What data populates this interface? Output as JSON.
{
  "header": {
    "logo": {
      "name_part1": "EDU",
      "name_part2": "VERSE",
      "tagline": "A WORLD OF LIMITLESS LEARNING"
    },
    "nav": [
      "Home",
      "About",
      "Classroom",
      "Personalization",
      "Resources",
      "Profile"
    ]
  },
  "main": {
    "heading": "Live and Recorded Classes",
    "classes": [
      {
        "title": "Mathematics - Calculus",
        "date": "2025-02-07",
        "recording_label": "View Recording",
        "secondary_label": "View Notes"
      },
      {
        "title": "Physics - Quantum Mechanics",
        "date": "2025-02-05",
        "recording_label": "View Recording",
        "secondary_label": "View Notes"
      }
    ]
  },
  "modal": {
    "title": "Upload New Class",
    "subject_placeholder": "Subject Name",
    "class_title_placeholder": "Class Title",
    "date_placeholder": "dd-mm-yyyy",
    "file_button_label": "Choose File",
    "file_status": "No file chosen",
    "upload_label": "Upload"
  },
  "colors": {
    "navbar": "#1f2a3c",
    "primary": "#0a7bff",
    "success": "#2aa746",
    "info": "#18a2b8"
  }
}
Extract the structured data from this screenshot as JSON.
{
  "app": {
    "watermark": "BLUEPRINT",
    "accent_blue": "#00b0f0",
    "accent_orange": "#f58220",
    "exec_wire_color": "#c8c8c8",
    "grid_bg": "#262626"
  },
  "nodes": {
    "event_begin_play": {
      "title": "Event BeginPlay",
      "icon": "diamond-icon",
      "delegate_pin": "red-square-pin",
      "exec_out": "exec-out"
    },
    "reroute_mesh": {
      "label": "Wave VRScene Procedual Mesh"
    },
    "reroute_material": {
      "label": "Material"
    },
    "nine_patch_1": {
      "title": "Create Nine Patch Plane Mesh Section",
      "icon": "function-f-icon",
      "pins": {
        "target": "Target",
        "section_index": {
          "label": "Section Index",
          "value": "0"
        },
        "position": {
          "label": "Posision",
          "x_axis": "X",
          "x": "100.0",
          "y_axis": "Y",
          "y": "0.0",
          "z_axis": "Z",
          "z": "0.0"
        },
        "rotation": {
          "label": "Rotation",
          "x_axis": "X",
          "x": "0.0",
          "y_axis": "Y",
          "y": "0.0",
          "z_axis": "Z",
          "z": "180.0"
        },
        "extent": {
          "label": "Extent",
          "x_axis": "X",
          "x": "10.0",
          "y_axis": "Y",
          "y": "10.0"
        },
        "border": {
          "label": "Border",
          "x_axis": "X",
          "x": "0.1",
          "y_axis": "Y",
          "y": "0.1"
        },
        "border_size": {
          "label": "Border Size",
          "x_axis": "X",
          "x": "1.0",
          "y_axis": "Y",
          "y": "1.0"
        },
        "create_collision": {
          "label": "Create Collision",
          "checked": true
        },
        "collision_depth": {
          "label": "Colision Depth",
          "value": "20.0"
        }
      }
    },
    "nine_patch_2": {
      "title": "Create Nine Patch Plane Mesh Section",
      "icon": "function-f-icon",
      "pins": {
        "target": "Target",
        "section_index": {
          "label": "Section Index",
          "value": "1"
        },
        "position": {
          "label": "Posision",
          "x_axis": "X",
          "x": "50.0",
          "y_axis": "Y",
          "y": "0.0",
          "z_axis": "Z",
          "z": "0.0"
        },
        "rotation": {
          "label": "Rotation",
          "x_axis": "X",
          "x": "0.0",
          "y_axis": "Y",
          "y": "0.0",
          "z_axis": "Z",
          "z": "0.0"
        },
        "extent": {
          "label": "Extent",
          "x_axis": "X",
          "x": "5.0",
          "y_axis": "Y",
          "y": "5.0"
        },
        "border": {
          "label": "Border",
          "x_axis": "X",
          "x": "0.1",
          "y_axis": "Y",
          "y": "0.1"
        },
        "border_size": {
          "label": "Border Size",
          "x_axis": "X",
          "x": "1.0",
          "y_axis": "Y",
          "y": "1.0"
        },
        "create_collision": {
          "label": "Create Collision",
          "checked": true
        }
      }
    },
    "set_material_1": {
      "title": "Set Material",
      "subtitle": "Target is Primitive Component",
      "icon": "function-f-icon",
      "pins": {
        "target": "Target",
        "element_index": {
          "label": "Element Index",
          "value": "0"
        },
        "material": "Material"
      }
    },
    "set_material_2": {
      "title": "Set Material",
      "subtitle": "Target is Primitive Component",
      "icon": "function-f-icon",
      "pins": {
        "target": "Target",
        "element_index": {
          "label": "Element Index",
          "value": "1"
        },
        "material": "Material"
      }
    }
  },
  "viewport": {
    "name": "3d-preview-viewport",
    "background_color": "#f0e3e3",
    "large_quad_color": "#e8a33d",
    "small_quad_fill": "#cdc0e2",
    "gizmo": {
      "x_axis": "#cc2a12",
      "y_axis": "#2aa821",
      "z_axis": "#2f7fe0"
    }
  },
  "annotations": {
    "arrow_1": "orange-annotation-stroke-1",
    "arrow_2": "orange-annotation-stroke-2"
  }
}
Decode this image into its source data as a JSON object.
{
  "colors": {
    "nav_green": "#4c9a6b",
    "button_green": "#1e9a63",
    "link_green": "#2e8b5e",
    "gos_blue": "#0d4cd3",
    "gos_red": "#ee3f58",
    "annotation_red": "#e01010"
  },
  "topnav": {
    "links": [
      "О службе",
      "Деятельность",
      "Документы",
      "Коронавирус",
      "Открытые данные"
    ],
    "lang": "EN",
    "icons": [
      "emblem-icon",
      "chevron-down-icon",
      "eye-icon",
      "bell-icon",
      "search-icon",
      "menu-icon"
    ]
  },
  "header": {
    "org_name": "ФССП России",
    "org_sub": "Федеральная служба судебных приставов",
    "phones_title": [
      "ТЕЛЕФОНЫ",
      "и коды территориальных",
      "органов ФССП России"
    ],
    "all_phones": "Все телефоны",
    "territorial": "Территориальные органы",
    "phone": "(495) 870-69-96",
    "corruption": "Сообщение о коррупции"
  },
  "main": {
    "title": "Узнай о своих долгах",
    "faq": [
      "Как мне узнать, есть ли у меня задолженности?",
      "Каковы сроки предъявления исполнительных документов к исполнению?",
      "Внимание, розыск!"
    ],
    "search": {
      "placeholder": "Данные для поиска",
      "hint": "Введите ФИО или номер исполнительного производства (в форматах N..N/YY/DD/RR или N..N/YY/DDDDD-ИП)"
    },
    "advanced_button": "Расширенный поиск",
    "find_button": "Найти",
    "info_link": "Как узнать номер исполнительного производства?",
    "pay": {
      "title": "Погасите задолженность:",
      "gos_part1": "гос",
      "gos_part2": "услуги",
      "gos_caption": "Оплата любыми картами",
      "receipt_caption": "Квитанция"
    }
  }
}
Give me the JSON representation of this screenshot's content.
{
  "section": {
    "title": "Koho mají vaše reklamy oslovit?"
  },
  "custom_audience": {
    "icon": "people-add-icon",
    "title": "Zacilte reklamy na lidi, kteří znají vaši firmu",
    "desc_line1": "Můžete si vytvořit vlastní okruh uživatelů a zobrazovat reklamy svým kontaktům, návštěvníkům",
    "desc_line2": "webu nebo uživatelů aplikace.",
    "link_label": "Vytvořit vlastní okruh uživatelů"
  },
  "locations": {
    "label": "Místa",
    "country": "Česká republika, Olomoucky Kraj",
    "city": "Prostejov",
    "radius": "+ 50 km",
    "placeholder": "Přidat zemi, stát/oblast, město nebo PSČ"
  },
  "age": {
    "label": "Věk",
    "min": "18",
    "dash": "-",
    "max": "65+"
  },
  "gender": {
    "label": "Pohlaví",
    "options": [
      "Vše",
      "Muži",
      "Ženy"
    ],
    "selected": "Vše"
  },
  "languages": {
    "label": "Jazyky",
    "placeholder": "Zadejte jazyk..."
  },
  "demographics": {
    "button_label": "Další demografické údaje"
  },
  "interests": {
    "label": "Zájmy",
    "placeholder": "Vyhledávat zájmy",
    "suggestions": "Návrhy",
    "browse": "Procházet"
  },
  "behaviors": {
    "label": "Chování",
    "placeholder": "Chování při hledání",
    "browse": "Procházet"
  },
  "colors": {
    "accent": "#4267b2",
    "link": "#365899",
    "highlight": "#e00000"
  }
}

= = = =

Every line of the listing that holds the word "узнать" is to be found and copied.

_Result of the exercise_.
      "Как мне узнать, есть ли у меня задолженности?",
    "info_link": "Как узнать номер исполнительного производства?",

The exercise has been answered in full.